Campus Life

Von Heyking book explores friendship as a key component of the political process

The genesis of a book project can come from anywhere and in the case of Dr. John von Heyking’s latest publication, The Form of Politics, it was spawned by a simple class discussion.

“The germ of it came when I was doing a reading group with some undergraduate students,” says von Heyking, a professor in the University of Lethbridge’s Department of Political Science. “We were discussing Greek political thought on friendship and at one point I put down my glasses and said, ‘There’s nothing else that’s worth talking about in politics. This is where the action is, everything else leads to this’. The intervening years have filled out that insight.”

The book considers the writings of Aristotle and Plato and examines the role that friendship plays in the political arena. It’s a concept von Heyking admits gives many people pause for thought, especially in the context of today’s divisive political landscape.

“People sometimes look at me weirdly when they find out I’m writing about politics and friendship but the more I got into it, the more I came to realize how important friendship is for people who are practically engaged in politics,” he says. “It does exist today but I’ll admit, it’s pretty frayed, and there are a lot of things that inhibit it. Political friendship is predicated on the willingness of people to deliberate together, and that means face-to-face. Of course it’s going to get heated because there is a lot at stake but as long as people are arguing, that’s a sign of health. When they stop arguing is when the trouble starts.”

Von Heyking says the writings of the great Greek philosophers have been studied for centuries but he still finds relevance in their lessons.

“There’s a kind of symmetry between what the philosophers are saying and what people actually do in politics,” he says. “What the book does is lay the roadmap for what it means for friendship to be a central category of statecraft, in terms of citizenship and in terms of the effective ties that bind together a society.”

He makes reference to great statesmen of history, Winston Churchill and Abraham Lincoln, as examples of politicians who practiced these principles throughout their political lives. Von Heyking has also examined multiple Canadian politicians and the ties of friendship that bound them together, despite their opposing political beliefs.

“I would argue that even if one of us is liberal, the other conservative, we don’t have to be best friends, but if we don’t have an experience of deep-seated, morally-serious friendships at some point in our lives, then it is harder for us to view each other as persons with unique histories,” he says.

Pointing to the widening gulf of understanding between American politicians, von Heyking says a concerted effort has been made in recent history to limit fraternization between opposing members of Congress, which has led to a deteriorating sense of understanding.

“The congressional schedule was changed in the 1990s that obliged members to spend more time with their constituencies. While serving that purpose, it also made it far more difficult for members to socialize with one another,” he says. “The problem with that is, you tend not to see the ‘other side’ as people anymore.
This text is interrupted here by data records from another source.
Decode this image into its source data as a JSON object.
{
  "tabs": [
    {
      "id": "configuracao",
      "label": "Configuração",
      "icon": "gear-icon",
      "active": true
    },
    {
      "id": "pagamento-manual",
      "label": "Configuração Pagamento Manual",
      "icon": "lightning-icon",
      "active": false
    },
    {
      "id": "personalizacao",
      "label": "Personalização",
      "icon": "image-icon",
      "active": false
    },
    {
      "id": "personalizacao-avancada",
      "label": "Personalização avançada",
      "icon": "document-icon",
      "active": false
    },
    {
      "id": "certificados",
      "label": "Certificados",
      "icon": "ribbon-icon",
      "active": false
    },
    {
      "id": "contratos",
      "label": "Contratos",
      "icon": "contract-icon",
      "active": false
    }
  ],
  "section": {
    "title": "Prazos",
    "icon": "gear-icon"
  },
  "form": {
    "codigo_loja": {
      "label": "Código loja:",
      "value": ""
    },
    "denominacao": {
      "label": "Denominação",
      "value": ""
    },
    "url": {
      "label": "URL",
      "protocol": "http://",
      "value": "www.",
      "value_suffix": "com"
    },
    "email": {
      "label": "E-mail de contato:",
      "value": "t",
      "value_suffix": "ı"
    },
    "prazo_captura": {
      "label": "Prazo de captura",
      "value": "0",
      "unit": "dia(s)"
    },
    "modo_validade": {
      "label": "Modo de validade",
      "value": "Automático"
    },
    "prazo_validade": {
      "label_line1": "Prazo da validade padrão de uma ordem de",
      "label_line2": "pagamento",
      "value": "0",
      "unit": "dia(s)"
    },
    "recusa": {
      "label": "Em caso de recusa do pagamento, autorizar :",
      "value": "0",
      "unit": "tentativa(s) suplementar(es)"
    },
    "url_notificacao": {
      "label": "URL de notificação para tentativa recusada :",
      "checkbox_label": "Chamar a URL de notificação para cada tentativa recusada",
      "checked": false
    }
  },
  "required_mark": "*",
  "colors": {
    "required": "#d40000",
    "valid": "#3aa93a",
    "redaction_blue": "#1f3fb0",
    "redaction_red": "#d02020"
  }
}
It’s hard to demonize somebody whose kids go to school with and play with your kids but that doesn’t happen anymore.”

While von Heyking is the first to defend political debate, he argues that it must come from a shared experience.

“Partisan differences are fine, you must have diversity of opinions and interests, but the trick is how you weave them together. Finding institutions and forums for common deliberations is important,” he says.
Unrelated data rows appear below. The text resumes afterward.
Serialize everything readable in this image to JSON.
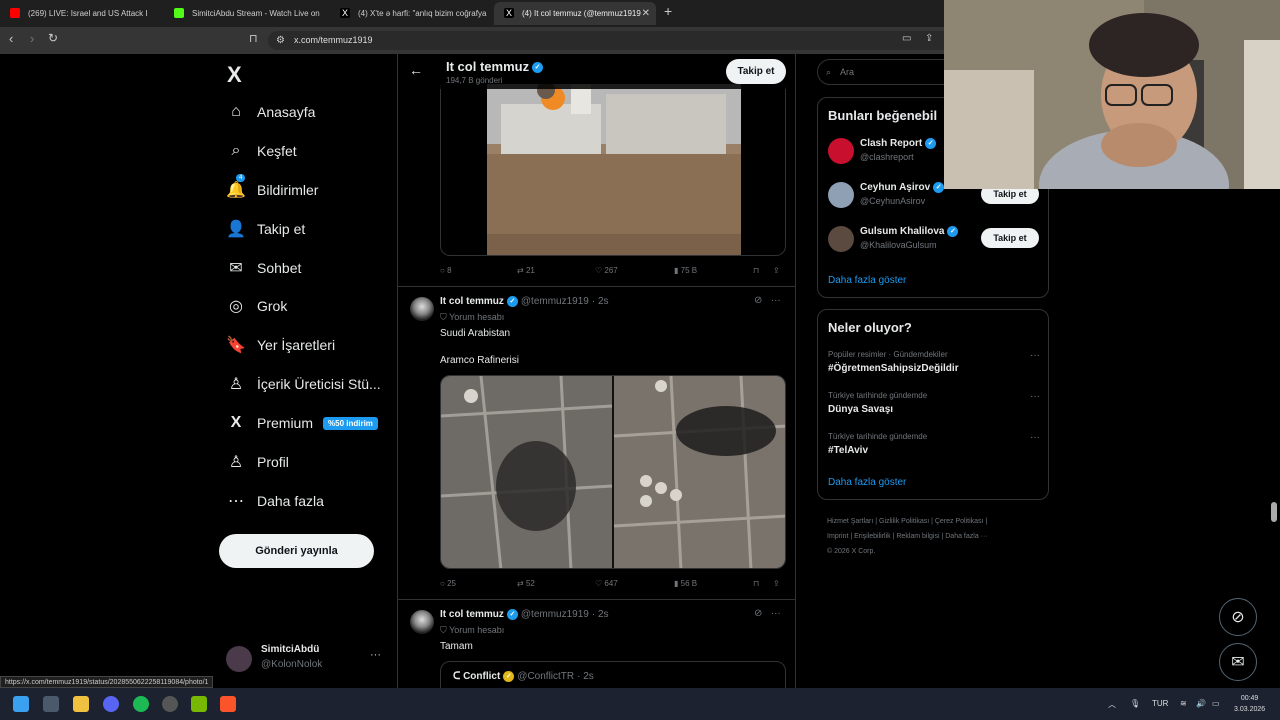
{
  "browser": {
    "tabs": [
      {
        "label": "(269) LIVE: Israel and US Attack I",
        "fav_color": "#ff0000"
      },
      {
        "label": "SimitciAbdu Stream - Watch Live on",
        "fav_color": "#53fc18"
      },
      {
        "label": "(4) X'te ə harfi: \"anlıq bizim coğrafya",
        "fav_color": "#000000"
      },
      {
        "label": "(4) It col temmuz (@temmuz1919",
        "fav_color": "#000000"
      }
    ],
    "url": "x.com/temmuz1919",
    "status_url": "https://x.com/temmuz1919/status/2028550622258119084/photo/1"
  },
  "sidebar": {
    "logo": "X",
    "items": [
      {
        "label": "Anasayfa",
        "icon": "⌂"
      },
      {
        "label": "Keşfet",
        "icon": "⌕"
      },
      {
        "label": "Bildirimler",
        "icon": "🔔",
        "badge": "4"
      },
      {
        "label": "Takip et",
        "icon": "👤"
      },
      {
        "label": "Sohbet",
        "icon": "✉"
      },
      {
        "label": "Grok",
        "icon": "◎"
      },
      {
        "label": "Yer İşaretleri",
        "icon": "🔖"
      },
      {
        "label": "İçerik Üreticisi Stü...",
        "icon": "♙"
      },
      {
        "label": "Premium",
        "icon": "X",
        "badge": "%50 indirim"
      },
      {
        "label": "Profil",
        "icon": "♙"
      },
      {
        "label": "Daha fazla",
        "icon": "⋯"
      }
    ],
    "post_button": "Gönderi yayınla",
    "user": {
      "name": "SimitciAbdü",
      "handle": "@KolonNolok"
    }
  },
  "profile_header": {
    "title": "It col temmuz",
    "post_count": "194,7 B gönderi",
    "follow": "Takip et"
  },
  "tweets": [
    {
      "actions": {
        "reply": "8",
        "retweet": "21",
        "like": "267",
        "views": "75 B"
      }
    },
    {
      "name": "It col temmuz",
      "handle": "@temmuz1919",
      "time": "· 2s",
      "sub": "Yorum hesabı",
      "text1": "Suudi Arabistan",
      "text2": "Aramco Rafinerisi",
      "actions": {
        "reply": "25",
        "retweet": "52",
        "like": "647",
        "views": "56 B"
      }
    },
    {
      "name": "It col temmuz",
      "handle": "@temmuz1919",
      "time": "· 2s",
      "sub": "Yorum hesabı",
      "text1": "Tamam",
      "quote": {
        "name": "Conflict",
        "handle": "@ConflictTR",
        "time": "· 2s"
      }
    }
  ],
  "right": {
    "search_placeholder": "Ara",
    "suggest_title": "Bunları beğenebil",
    "suggestions": [
      {
        "name": "Clash Report",
        "handle": "@clashreport",
        "button": ""
      },
      {
        "name": "Ceyhun Aşirov",
        "handle": "@CeyhunAsirov",
        "button": "Takip et"
      },
      {
        "name": "Gulsum Khalilova",
        "handle": "@KhalilovaGulsum",
        "button": "Takip et"
      }
    ],
    "suggest_more": "Daha fazla göster",
    "trends_title": "Neler oluyor?",
    "trends": [
      {
        "meta": "Popüler resimler · Gündemdekiler",
        "title": "#ÖğretmenSahipsizDeğildir"
      },
      {
        "meta": "Türkiye tarihinde gündemde",
        "title": "Dünya Savaşı"
      },
      {
        "meta": "Türkiye tarihinde gündemde",
        "title": "#TelAviv"
      }
    ],
    "trends_more": "Daha fazla göster",
    "footer_line1": "Hizmet Şartları  |  Gizlilik Politikası  |  Çerez Politikası  |",
    "footer_line2": "Imprint  |  Erişilebilirlik  |  Reklam bilgisi  |  Daha fazla ···",
    "footer_line3": "© 2026 X Corp."
  },
  "taskbar": {
    "lang": "TUR",
    "time": "00:49",
    "date": "3.03.2026"
  }
}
Now that the book is out, von Heyking is already on to his next project, which ironically came from writing the introduction to The Form of Politics. Using Churchill and Lincoln as examples to illustrate the timelessness of the writings of Aristotle and Plato, he quickly realized a paragraph or two couldn’t fully explore the significance of this connection. Therefore, Churchill is the focus of his next manuscript.

“When it comes to political philosophy and thinking about friendship, the thing I found is that you have to understand everything you can about these thinkers in order to understand what they are saying about friendship,” he says. “For them, friendship is kind of the pinnacle of one’s moral life, it is what it means to be a human being.”

The Form of Politics is available through McGill-Queen’s University Press in cloth, paperback and eBook formats.